People Also Asked vs. Featured Snippets - 3 years of data

Over the last 3 years, Google has significantly increased the number of People Also Asked boxes while decreasing the number of Featured Snippets.

People Also Asked vs. Featured Snippets - 3 years of data

Google Search is transforming into an app that gives users direct answers instead of sending them to websites where they have to look for answers. It’s a delicate act for Google. On one side, a single answer could cannibalize the ad business by giving an answer too fast. On the other side, if the search journey is too long it could lead to user frustration.

Two SERP Features play an important role in Google’s attempt to find the right balance between quick answers and ad impressions: Featured Snippets and People Also Asked boxes (PAAs). Both might show just enough information to users to make a click through to the site redundant.

In reality, Featured Snippets tend to bring a lot more traffic to sites than any other position, which is not the case for PAAs - at least as far as we know. That reality gets at the hard of a lot of SERP Feature conversations: we simply can’t measure it with the tools and data we have.

What’s the incremental CTR of Featured Snippets? It’s hard to say! To measure, you would need to rank consistently on #1 for a while and Google needed to turn the Featured Snippet on and off. On top of that, the incrementality might vary from keyword to keyword since user intent differs. For some keywords, users want to dive much deeper. For others, “quick information” is enough. We haven’t even spoken about the difference between desktop and mobile, yet.

To bring a little more light into the darkness, RankRanger was so kind as to provide me with a robust data set.

The RankRanger data spans 3 years from June 2018 to June 2021. It shows how many % of SERPs display a certain SERP Feature based on a representative sample of over 100,000 keywords for desktop and mobile. The data shows four key trends.

First, while the number of Featured Snippets has declined, the number of PAAs has increased. March 2020 seems like a turning point with a large drop in PAAs and a consistent recovery from there right after. At the same, Featured Snippets started to accelerate their decline. It almost seems like a reset of SERP Features. A change in direction. However Google measures the success of the two SERP Features, it seems to favor PAAs over Featured Snippets.

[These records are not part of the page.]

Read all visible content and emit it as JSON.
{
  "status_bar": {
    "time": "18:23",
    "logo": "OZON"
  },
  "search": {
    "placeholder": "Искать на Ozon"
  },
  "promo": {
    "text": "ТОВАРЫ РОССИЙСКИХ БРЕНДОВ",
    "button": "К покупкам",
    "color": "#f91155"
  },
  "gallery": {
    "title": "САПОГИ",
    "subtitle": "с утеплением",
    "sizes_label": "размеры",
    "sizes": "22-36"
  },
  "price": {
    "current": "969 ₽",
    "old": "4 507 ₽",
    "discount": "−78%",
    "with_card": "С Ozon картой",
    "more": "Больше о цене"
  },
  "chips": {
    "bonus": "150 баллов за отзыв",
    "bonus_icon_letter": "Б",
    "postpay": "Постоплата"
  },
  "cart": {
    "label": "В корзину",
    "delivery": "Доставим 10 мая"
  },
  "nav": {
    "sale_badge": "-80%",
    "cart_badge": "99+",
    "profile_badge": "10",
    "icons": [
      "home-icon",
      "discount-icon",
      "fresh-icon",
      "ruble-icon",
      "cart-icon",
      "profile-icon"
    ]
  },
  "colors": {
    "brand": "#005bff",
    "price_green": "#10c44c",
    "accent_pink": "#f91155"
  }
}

Second, there are way more PAAs in the search results than Featured Snippets. Anecdotally, it appears as if almost every SERP has a PAA. The numbers show that in June 2021, 65% of SERPs had a PAA whereas only 6% has a Featured Snippet. That’s 10x more!

Third, the same trends that occur on desktop also occur on mobile, which is rare for SERP Features (see my analysis from last year). Even the March 2020 reset is clearly visible on mobile. I would assume that Google makes some decisions about PAAs and Featured Snippets systemically, maybe with manual influence, whereas in other cases they’re made automatically and on the query-level.

Fourth, the relative number of Featured Snippets and PAA seem to be almost the same on desktop vs mobile. At the end of June 2020, 55% of SERPs had a PAA on desktop compared to 50% on mobile. 6% of SERPs had a Featured Snippet on Desktop and 5% on mobile.

Even though not a perfect relationship, the correlation between Featured Snippets and PAAs in my data set is -0.3 for mobile and only 0.04 on desktop. It’s more likely to find a PAA on mobile than a featured snippet.

The implications of more PAAs for SEOs

So, what does all of this mean for SEOs? Fewer Featured Snippets mean fewer “win-it-all SERPs.” As I mentioned in the intro, even though Featured Snippets provide a lot of information, often key information, users still click through to get more context. The trend leans toward fewer Featured Snippets and therefore, more competition from other sites.

When PAAs are present, clicks to sites seem to go down (observation), especially if they appear higher up the SERP. The situation gets even trickier when search results have FAQ snippets that show expandable Q&As. In theory, FAQs and PAAs compete with each other. Most of the time, they don’t display the same questions, but how many SEOs know the incremental impact of PAAs when FAQ rich snippets are present? It’s very difficult to measure reliably.

What happens when Google starts to compete in PAAs? That actually already started happening, even if just at small scale for now. Google pulls answers from its knowledge graph to answer very specific questions. The benefit is that users might stay in the search results and keep seeing ads. This is the type of app environment I mentioned in the beginning. No need to leave the search results.